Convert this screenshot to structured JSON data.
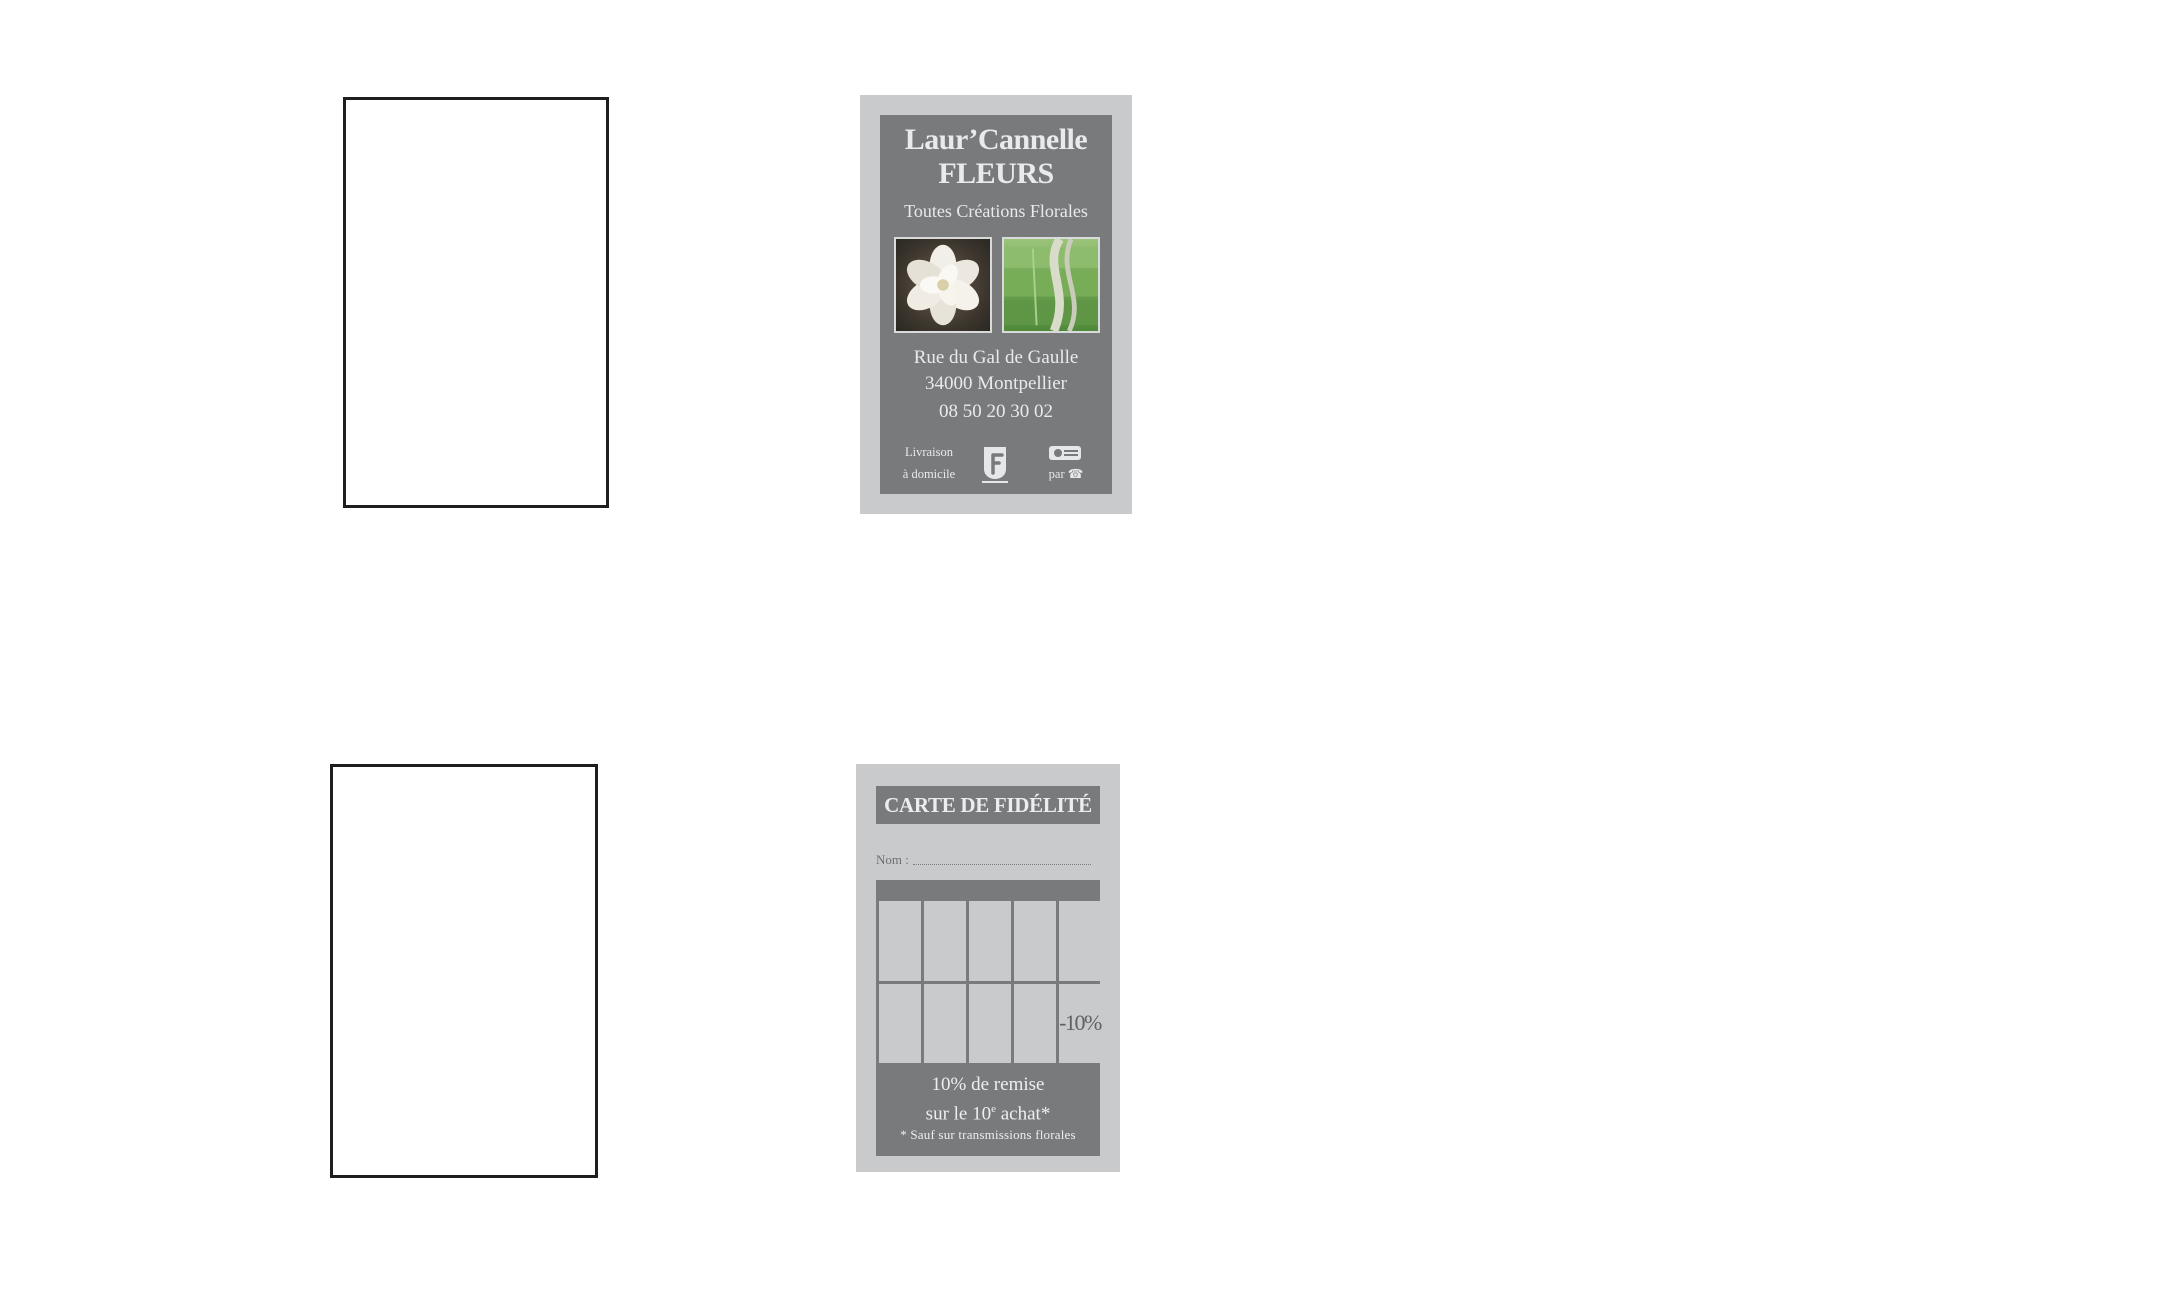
{
  "business_card": {
    "name_line1": "Laur’Cannelle",
    "name_line2": "FLEURS",
    "tagline": "Toutes Créations Florales",
    "address_street": "Rue du Gal de Gaulle",
    "address_city": "34000 Montpellier",
    "phone": "08 50 20 30 02",
    "delivery_line1": "Livraison",
    "delivery_line2": "à domicile",
    "phone_order_prefix": "par",
    "phone_order_symbol": "☎",
    "icons": [
      "flower-photo",
      "bamboo-photo",
      "florist-logo-icon",
      "credit-card-icon",
      "telephone-icon"
    ],
    "colors": {
      "border": "#c8cacc",
      "panel": "#787a7c",
      "text": "#e9eaeb"
    }
  },
  "loyalty_card": {
    "title": "CARTE DE FIDÉLITÉ",
    "name_label": "Nom :",
    "stamp_cells": [
      "",
      "",
      "",
      "",
      "",
      "",
      "",
      "",
      "",
      "-10%"
    ],
    "offer_line1": "10% de remise",
    "offer_line2_prefix": "sur le 10",
    "offer_line2_sup": "e",
    "offer_line2_suffix": " achat*",
    "note": "* Sauf sur transmissions florales",
    "colors": {
      "border": "#c8cacc",
      "panel": "#787a7c",
      "cell": "#c8cacc"
    }
  }
}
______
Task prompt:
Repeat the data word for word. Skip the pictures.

Your solution:
Convert this screenshot to structured JSON data.
{
  "business_card": {
    "name_line1": "Laur’Cannelle",
    "name_line2": "FLEURS",
    "tagline": "Toutes Créations Florales",
    "address_street": "Rue du Gal de Gaulle",
    "address_city": "34000 Montpellier",
    "phone": "08 50 20 30 02",
    "delivery_line1": "Livraison",
    "delivery_line2": "à domicile",
    "phone_order_prefix": "par",
    "phone_order_symbol": "☎",
    "icons": [
      "flower-photo",
      "bamboo-photo",
      "florist-logo-icon",
      "credit-card-icon",
      "telephone-icon"
    ],
    "colors": {
      "border": "#c8cacc",
      "panel": "#787a7c",
      "text": "#e9eaeb"
    }
  },
  "loyalty_card": {
    "title": "CARTE DE FIDÉLITÉ",
    "name_label": "Nom :",
    "stamp_cells": [
      "",
      "",
      "",
      "",
      "",
      "",
      "",
      "",
      "",
      "-10%"
    ],
    "offer_line1": "10% de remise",
    "offer_line2_prefix": "sur le 10",
    "offer_line2_sup": "e",
    "offer_line2_suffix": " achat*",
    "note": "* Sauf sur transmissions florales",
    "colors": {
      "border": "#c8cacc",
      "panel": "#787a7c",
      "cell": "#c8cacc"
    }
  }
}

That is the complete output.